**Aim of the task**
This exercise calls for copying every line below that holds the word "again".

**Data records**
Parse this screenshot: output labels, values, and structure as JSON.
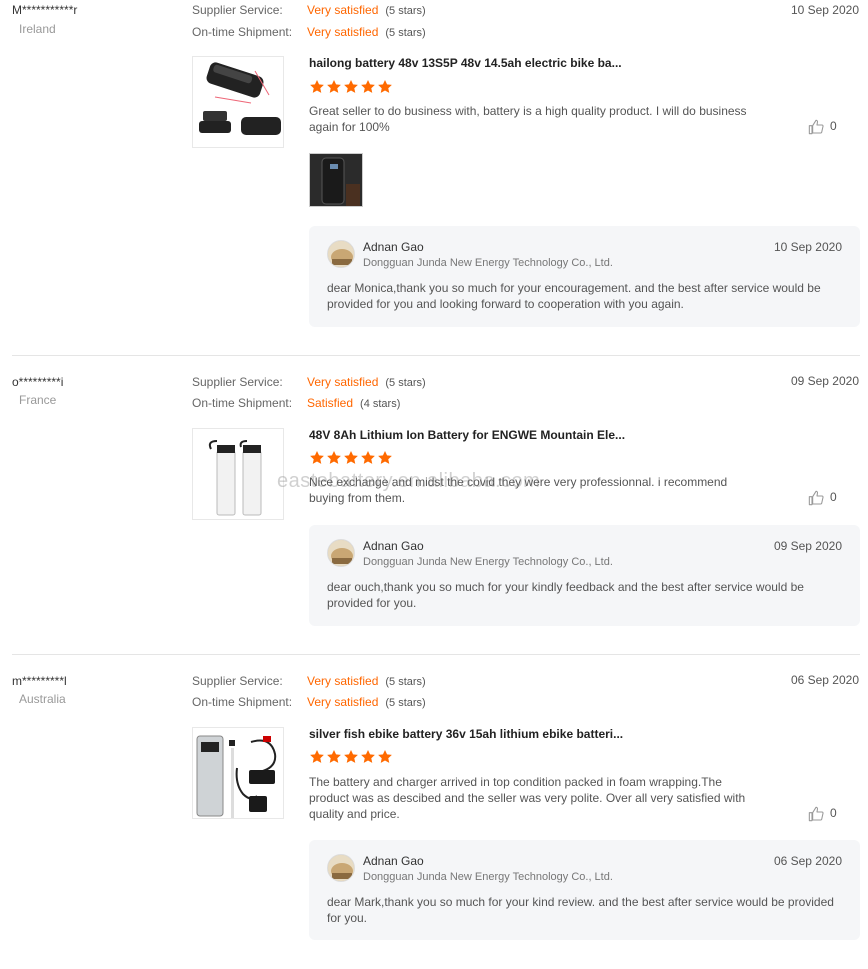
{
  "colors": {
    "accent": "#ff6600",
    "star": "#ff6a00",
    "divider": "#e5e5e5",
    "reply_bg": "#f5f6f8"
  },
  "labels": {
    "supplier_service": "Supplier Service:",
    "ontime_shipment": "On-time Shipment:"
  },
  "reviews": [
    {
      "buyer": "M***********r",
      "country": "Ireland",
      "date": "10 Sep 2020",
      "supplier_value": "Very satisfied",
      "supplier_stars": "(5 stars)",
      "shipment_value": "Very satisfied",
      "shipment_stars": "(5 stars)",
      "product_title": "hailong battery 48v 13S5P 48v 14.5ah electric bike ba...",
      "rating": 5,
      "text": "Great seller to do business with, battery is a high quality product. I will do business again for 100%",
      "likes": "0",
      "reply": {
        "name": "Adnan Gao",
        "company": "Dongguan Junda New Energy Technology Co., Ltd.",
        "date": "10 Sep 2020",
        "text": "dear Monica,thank you so much for your encouragement. and the best after service would be provided for you and looking forward to cooperation with you again."
      }
    },
    {
      "buyer": "o*********i",
      "country": "France",
      "date": "09 Sep 2020",
      "supplier_value": "Very satisfied",
      "supplier_stars": "(5 stars)",
      "shipment_value": "Satisfied",
      "shipment_stars": "(4 stars)",
      "product_title": "48V 8Ah Lithium Ion Battery for ENGWE Mountain Ele...",
      "rating": 5,
      "text": "Nice exchange and midst the covid they were very professionnal. i recommend buying from them.",
      "likes": "0",
      "reply": {
        "name": "Adnan Gao",
        "company": "Dongguan Junda New Energy Technology Co., Ltd.",
        "date": "09 Sep 2020",
        "text": "dear ouch,thank you so much for your kindly feedback and the best after service would be provided for you."
      }
    },
    {
      "buyer": "m*********l",
      "country": "Australia",
      "date": "06 Sep 2020",
      "supplier_value": "Very satisfied",
      "supplier_stars": "(5 stars)",
      "shipment_value": "Very satisfied",
      "shipment_stars": "(5 stars)",
      "product_title": "silver fish ebike battery 36v 15ah lithium ebike batteri...",
      "rating": 5,
      "text": "The battery and charger arrived in top condition packed in foam wrapping.The product was as descibed and the seller was very polite. Over all very satisfied with quality and price.",
      "likes": "0",
      "reply": {
        "name": "Adnan Gao",
        "company": "Dongguan Junda New Energy Technology Co., Ltd.",
        "date": "06 Sep 2020",
        "text": "dear Mark,thank you so much for your kind review. and the best after service would be provided for you."
      }
    }
  ],
  "watermark": "eastebattery.en.alibaba.com"
}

**Solution**
      "text": "Great seller to do business with, battery is a high quality product. I will do business again for 100%",
        "text": "dear Monica,thank you so much for your encouragement. and the best after service would be provided for you and looking forward to cooperation with you again."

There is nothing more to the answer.